── Data records ──
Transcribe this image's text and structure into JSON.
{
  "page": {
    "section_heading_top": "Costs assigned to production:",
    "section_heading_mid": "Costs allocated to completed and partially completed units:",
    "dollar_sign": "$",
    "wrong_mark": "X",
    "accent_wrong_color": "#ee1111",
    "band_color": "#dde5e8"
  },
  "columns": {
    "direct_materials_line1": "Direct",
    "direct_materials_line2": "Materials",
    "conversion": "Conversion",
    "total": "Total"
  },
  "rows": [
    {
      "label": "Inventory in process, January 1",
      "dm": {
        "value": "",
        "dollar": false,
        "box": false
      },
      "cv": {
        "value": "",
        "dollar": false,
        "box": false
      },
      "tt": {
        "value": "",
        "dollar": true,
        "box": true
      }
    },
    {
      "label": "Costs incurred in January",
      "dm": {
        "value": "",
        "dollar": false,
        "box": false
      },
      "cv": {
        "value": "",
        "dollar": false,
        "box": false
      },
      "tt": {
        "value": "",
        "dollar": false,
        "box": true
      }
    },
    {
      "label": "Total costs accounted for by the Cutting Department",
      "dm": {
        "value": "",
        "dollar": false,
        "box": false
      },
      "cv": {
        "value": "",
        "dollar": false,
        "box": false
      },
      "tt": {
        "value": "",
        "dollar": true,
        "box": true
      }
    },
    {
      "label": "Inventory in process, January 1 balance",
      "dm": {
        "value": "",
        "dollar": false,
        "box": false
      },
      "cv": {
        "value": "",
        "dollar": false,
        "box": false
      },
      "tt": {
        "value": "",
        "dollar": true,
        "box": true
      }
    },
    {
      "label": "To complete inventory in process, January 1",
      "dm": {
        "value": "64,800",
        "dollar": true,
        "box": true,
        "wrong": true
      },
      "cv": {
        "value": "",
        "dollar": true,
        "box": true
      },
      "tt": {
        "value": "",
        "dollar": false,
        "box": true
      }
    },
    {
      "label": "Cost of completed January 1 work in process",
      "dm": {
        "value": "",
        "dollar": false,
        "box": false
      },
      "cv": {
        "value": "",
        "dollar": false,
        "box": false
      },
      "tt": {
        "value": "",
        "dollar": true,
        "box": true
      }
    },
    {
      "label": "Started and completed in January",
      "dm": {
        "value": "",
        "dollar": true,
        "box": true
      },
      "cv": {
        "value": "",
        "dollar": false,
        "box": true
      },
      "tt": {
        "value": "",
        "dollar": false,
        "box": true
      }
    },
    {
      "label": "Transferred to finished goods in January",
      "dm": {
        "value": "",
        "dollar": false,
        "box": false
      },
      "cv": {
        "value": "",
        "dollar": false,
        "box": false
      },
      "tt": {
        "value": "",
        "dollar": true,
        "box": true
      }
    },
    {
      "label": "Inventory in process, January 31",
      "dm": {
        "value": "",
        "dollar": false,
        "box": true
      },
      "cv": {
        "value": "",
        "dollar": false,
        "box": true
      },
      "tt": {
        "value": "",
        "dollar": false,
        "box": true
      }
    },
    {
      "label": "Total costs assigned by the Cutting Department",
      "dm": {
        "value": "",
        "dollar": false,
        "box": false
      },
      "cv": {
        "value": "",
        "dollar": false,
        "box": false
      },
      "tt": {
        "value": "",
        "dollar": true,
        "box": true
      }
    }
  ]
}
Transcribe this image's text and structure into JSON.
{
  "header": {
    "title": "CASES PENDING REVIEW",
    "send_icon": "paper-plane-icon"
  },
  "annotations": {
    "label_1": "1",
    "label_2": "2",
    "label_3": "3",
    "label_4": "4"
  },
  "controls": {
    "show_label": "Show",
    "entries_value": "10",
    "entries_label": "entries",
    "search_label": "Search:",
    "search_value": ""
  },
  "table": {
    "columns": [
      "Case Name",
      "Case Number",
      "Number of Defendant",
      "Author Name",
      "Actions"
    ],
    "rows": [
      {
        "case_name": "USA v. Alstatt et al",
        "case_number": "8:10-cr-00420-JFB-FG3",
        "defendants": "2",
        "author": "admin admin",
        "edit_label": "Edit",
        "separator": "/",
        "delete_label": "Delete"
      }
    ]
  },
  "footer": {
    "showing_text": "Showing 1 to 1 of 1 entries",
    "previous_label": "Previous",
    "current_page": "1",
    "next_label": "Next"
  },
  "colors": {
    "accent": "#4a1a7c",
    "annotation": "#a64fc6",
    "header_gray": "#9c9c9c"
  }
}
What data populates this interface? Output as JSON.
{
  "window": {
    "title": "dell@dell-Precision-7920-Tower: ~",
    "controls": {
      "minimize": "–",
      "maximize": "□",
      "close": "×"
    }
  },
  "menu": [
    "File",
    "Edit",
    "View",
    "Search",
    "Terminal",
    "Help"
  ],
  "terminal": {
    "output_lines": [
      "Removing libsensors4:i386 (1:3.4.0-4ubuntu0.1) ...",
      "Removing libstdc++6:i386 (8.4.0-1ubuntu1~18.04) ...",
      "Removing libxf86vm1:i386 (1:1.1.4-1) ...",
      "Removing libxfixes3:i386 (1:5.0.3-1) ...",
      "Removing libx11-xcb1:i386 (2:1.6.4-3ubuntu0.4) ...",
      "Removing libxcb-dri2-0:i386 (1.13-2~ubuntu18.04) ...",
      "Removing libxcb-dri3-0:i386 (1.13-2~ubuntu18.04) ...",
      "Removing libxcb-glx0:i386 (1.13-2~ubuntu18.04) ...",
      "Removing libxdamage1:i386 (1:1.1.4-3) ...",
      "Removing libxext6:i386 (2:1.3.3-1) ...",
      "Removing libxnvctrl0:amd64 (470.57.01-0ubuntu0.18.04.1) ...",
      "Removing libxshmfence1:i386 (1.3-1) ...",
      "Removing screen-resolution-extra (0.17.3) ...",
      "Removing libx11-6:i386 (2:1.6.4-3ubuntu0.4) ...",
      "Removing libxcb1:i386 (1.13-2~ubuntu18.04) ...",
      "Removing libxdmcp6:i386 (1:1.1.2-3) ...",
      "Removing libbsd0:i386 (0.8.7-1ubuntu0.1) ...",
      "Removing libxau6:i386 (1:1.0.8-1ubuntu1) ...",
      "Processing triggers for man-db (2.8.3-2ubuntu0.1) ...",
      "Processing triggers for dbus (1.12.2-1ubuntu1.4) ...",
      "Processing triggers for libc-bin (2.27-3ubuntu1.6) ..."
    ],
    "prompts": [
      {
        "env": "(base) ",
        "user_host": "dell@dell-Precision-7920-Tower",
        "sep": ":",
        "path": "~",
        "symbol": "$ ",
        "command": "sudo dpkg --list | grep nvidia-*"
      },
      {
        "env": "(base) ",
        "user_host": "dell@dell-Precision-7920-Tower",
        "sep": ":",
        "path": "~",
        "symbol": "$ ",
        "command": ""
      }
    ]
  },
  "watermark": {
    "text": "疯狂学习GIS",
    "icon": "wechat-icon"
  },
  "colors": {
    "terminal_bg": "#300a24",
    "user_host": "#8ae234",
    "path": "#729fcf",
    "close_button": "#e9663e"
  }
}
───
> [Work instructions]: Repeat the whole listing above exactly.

> [Answer section]:
Transcribe this image's text and structure into JSON.
{
  "page": {
    "section_heading_top": "Costs assigned to production:",
    "section_heading_mid": "Costs allocated to completed and partially completed units:",
    "dollar_sign": "$",
    "wrong_mark": "X",
    "accent_wrong_color": "#ee1111",
    "band_color": "#dde5e8"
  },
  "columns": {
    "direct_materials_line1": "Direct",
    "direct_materials_line2": "Materials",
    "conversion": "Conversion",
    "total": "Total"
  },
  "rows": [
    {
      "label": "Inventory in process, January 1",
      "dm": {
        "value": "",
        "dollar": false,
        "box": false
      },
      "cv": {
        "value": "",
        "dollar": false,
        "box": false
      },
      "tt": {
        "value": "",
        "dollar": true,
        "box": true
      }
    },
    {
      "label": "Costs incurred in January",
      "dm": {
        "value": "",
        "dollar": false,
        "box": false
      },
      "cv": {
        "value": "",
        "dollar": false,
        "box": false
      },
      "tt": {
        "value": "",
        "dollar": false,
        "box": true
      }
    },
    {
      "label": "Total costs accounted for by the Cutting Department",
      "dm": {
        "value": "",
        "dollar": false,
        "box": false
      },
      "cv": {
        "value": "",
        "dollar": false,
        "box": false
      },
      "tt": {
        "value": "",
        "dollar": true,
        "box": true
      }
    },
    {
      "label": "Inventory in process, January 1 balance",
      "dm": {
        "value": "",
        "dollar": false,
        "box": false
      },
      "cv": {
        "value": "",
        "dollar": false,
        "box": false
      },
      "tt": {
        "value": "",
        "dollar": true,
        "box": true
      }
    },
    {
      "label": "To complete inventory in process, January 1",
      "dm": {
        "value": "64,800",
        "dollar": true,
        "box": true,
        "wrong": true
      },
      "cv": {
        "value": "",
        "dollar": true,
        "box": true
      },
      "tt": {
        "value": "",
        "dollar": false,
        "box": true
      }
    },
    {
      "label": "Cost of completed January 1 work in process",
      "dm": {
        "value": "",
        "dollar": false,
        "box": false
      },
      "cv": {
        "value": "",
        "dollar": false,
        "box": false
      },
      "tt": {
        "value": "",
        "dollar": true,
        "box": true
      }
    },
    {
      "label": "Started and completed in January",
      "dm": {
        "value": "",
        "dollar": true,
        "box": true
      },
      "cv": {
        "value": "",
        "dollar": false,
        "box": true
      },
      "tt": {
        "value": "",
        "dollar": false,
        "box": true
      }
    },
    {
      "label": "Transferred to finished goods in January",
      "dm": {
        "value": "",
        "dollar": false,
        "box": false
      },
      "cv": {
        "value": "",
        "dollar": false,
        "box": false
      },
      "tt": {
        "value": "",
        "dollar": true,
        "box": true
      }
    },
    {
      "label": "Inventory in process, January 31",
      "dm": {
        "value": "",
        "dollar": false,
        "box": true
      },
      "cv": {
        "value": "",
        "dollar": false,
        "box": true
      },
      "tt": {
        "value": "",
        "dollar": false,
        "box": true
      }
    },
    {
      "label": "Total costs assigned by the Cutting Department",
      "dm": {
        "value": "",
        "dollar": false,
        "box": false
      },
      "cv": {
        "value": "",
        "dollar": false,
        "box": false
      },
      "tt": {
        "value": "",
        "dollar": true,
        "box": true
      }
    }
  ]
}
Transcribe this image's text and structure into JSON.
{
  "header": {
    "title": "CASES PENDING REVIEW",
    "send_icon": "paper-plane-icon"
  },
  "annotations": {
    "label_1": "1",
    "label_2": "2",
    "label_3": "3",
    "label_4": "4"
  },
  "controls": {
    "show_label": "Show",
    "entries_value": "10",
    "entries_label": "entries",
    "search_label": "Search:",
    "search_value": ""
  },
  "table": {
    "columns": [
      "Case Name",
      "Case Number",
      "Number of Defendant",
      "Author Name",
      "Actions"
    ],
    "rows": [
      {
        "case_name": "USA v. Alstatt et al",
        "case_number": "8:10-cr-00420-JFB-FG3",
        "defendants": "2",
        "author": "admin admin",
        "edit_label": "Edit",
        "separator": "/",
        "delete_label": "Delete"
      }
    ]
  },
  "footer": {
    "showing_text": "Showing 1 to 1 of 1 entries",
    "previous_label": "Previous",
    "current_page": "1",
    "next_label": "Next"
  },
  "colors": {
    "accent": "#4a1a7c",
    "annotation": "#a64fc6",
    "header_gray": "#9c9c9c"
  }
}
What data populates this interface? Output as JSON.
{
  "window": {
    "title": "dell@dell-Precision-7920-Tower: ~",
    "controls": {
      "minimize": "–",
      "maximize": "□",
      "close": "×"
    }
  },
  "menu": [
    "File",
    "Edit",
    "View",
    "Search",
    "Terminal",
    "Help"
  ],
  "terminal": {
    "output_lines": [
      "Removing libsensors4:i386 (1:3.4.0-4ubuntu0.1) ...",
      "Removing libstdc++6:i386 (8.4.0-1ubuntu1~18.04) ...",
      "Removing libxf86vm1:i386 (1:1.1.4-1) ...",
      "Removing libxfixes3:i386 (1:5.0.3-1) ...",
      "Removing libx11-xcb1:i386 (2:1.6.4-3ubuntu0.4) ...",
      "Removing libxcb-dri2-0:i386 (1.13-2~ubuntu18.04) ...",
      "Removing libxcb-dri3-0:i386 (1.13-2~ubuntu18.04) ...",
      "Removing libxcb-glx0:i386 (1.13-2~ubuntu18.04) ...",
      "Removing libxdamage1:i386 (1:1.1.4-3) ...",
      "Removing libxext6:i386 (2:1.3.3-1) ...",
      "Removing libxnvctrl0:amd64 (470.57.01-0ubuntu0.18.04.1) ...",
      "Removing libxshmfence1:i386 (1.3-1) ...",
      "Removing screen-resolution-extra (0.17.3) ...",
      "Removing libx11-6:i386 (2:1.6.4-3ubuntu0.4) ...",
      "Removing libxcb1:i386 (1.13-2~ubuntu18.04) ...",
      "Removing libxdmcp6:i386 (1:1.1.2-3) ...",
      "Removing libbsd0:i386 (0.8.7-1ubuntu0.1) ...",
      "Removing libxau6:i386 (1:1.0.8-1ubuntu1) ...",
      "Processing triggers for man-db (2.8.3-2ubuntu0.1) ...",
      "Processing triggers for dbus (1.12.2-1ubuntu1.4) ...",
      "Processing triggers for libc-bin (2.27-3ubuntu1.6) ..."
    ],
    "prompts": [
      {
        "env": "(base) ",
        "user_host": "dell@dell-Precision-7920-Tower",
        "sep": ":",
        "path": "~",
        "symbol": "$ ",
        "command": "sudo dpkg --list | grep nvidia-*"
      },
      {
        "env": "(base) ",
        "user_host": "dell@dell-Precision-7920-Tower",
        "sep": ":",
        "path": "~",
        "symbol": "$ ",
        "command": ""
      }
    ]
  },
  "watermark": {
    "text": "疯狂学习GIS",
    "icon": "wechat-icon"
  },
  "colors": {
    "terminal_bg": "#300a24",
    "user_host": "#8ae234",
    "path": "#729fcf",
    "close_button": "#e9663e"
  }
}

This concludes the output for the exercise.